Return each line of the records below in which the string "MENU" turns up.

Exercise material:
•••
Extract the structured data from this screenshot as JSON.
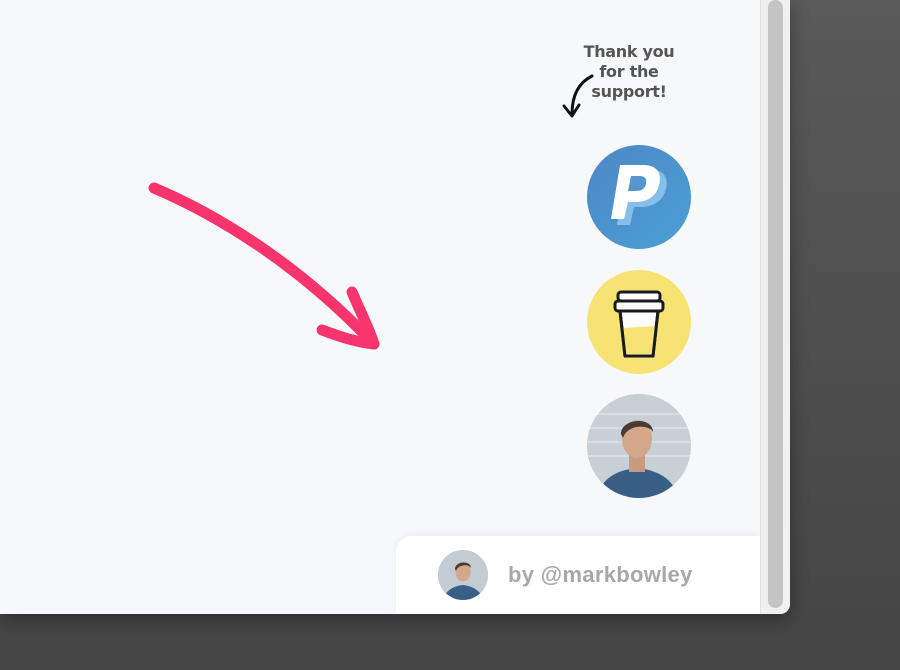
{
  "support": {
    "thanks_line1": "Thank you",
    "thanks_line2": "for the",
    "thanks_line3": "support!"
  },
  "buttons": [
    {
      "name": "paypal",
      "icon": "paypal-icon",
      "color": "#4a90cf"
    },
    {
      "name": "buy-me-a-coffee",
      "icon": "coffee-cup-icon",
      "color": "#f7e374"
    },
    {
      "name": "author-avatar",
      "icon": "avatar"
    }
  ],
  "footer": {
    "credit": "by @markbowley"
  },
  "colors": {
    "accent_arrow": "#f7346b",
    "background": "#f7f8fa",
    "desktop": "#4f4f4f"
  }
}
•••
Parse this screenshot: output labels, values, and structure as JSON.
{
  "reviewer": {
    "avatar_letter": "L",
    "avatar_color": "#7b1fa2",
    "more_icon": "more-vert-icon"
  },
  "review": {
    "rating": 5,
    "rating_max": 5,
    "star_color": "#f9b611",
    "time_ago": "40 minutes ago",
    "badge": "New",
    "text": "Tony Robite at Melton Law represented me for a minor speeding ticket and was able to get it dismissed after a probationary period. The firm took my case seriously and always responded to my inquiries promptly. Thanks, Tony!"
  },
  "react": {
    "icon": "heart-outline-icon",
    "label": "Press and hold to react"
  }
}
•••
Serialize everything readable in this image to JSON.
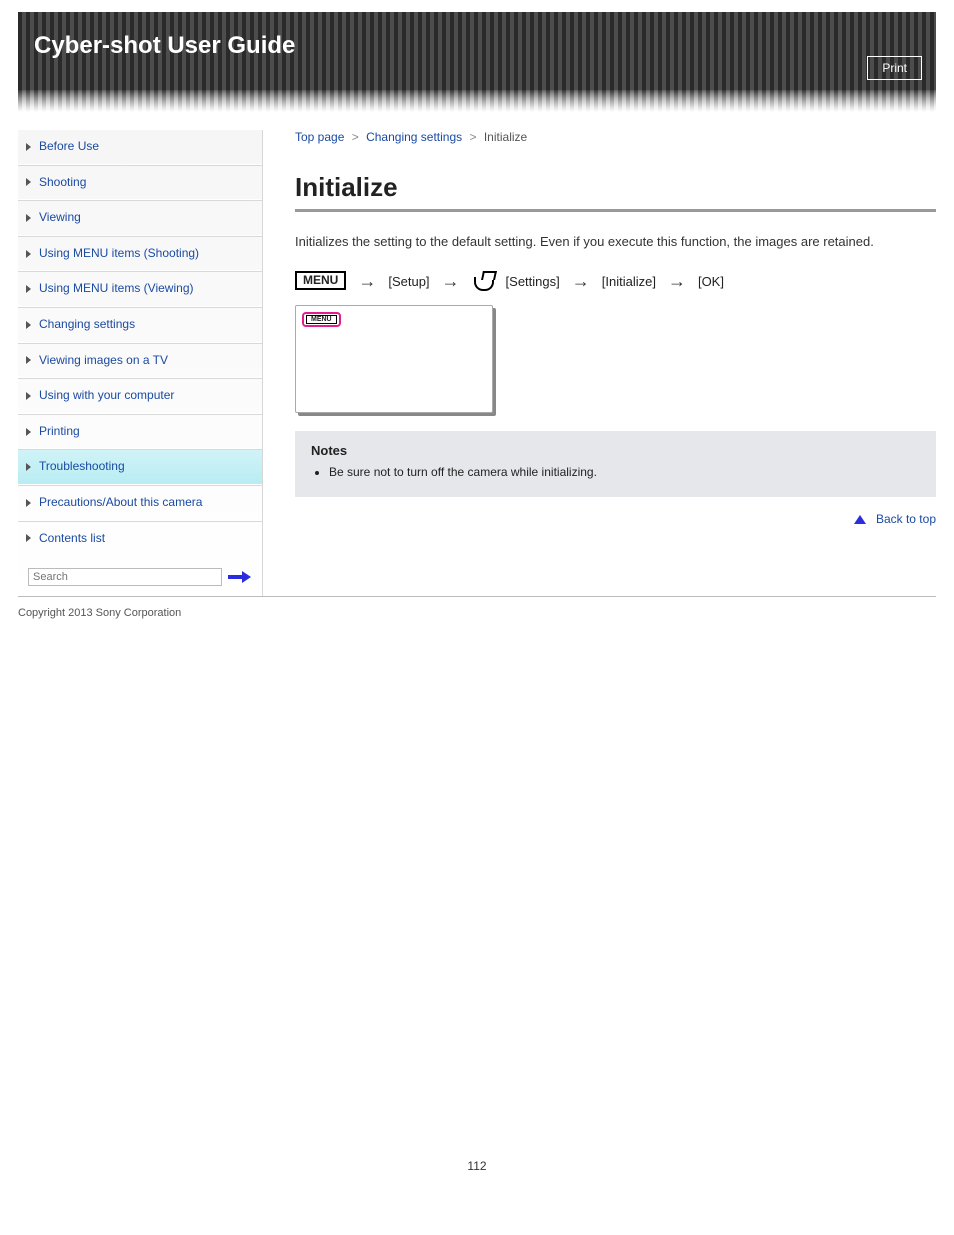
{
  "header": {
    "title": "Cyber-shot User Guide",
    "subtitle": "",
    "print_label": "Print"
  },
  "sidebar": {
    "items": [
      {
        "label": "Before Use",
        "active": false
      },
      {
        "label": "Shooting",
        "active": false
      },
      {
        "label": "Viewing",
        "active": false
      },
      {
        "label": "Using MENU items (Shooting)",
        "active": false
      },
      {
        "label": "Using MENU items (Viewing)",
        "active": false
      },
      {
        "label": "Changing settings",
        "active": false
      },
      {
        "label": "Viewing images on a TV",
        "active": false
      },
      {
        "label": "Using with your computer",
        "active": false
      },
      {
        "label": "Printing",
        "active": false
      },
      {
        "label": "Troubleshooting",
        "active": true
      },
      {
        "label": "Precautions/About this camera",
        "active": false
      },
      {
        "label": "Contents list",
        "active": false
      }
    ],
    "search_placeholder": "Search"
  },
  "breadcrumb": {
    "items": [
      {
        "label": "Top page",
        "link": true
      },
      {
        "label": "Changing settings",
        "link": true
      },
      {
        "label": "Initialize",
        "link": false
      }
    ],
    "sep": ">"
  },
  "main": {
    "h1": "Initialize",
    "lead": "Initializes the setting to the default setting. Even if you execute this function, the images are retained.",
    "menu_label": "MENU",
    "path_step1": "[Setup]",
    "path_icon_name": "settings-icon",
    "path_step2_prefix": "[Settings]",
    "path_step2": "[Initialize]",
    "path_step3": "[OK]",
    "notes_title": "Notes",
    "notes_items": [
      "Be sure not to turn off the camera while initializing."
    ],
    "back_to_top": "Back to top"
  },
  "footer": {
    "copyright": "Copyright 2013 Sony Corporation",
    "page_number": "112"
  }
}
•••
Written reply:
        "label": "Using MENU items (Shooting)",
        "label": "Using MENU items (Viewing)",
    "menu_label": "MENU",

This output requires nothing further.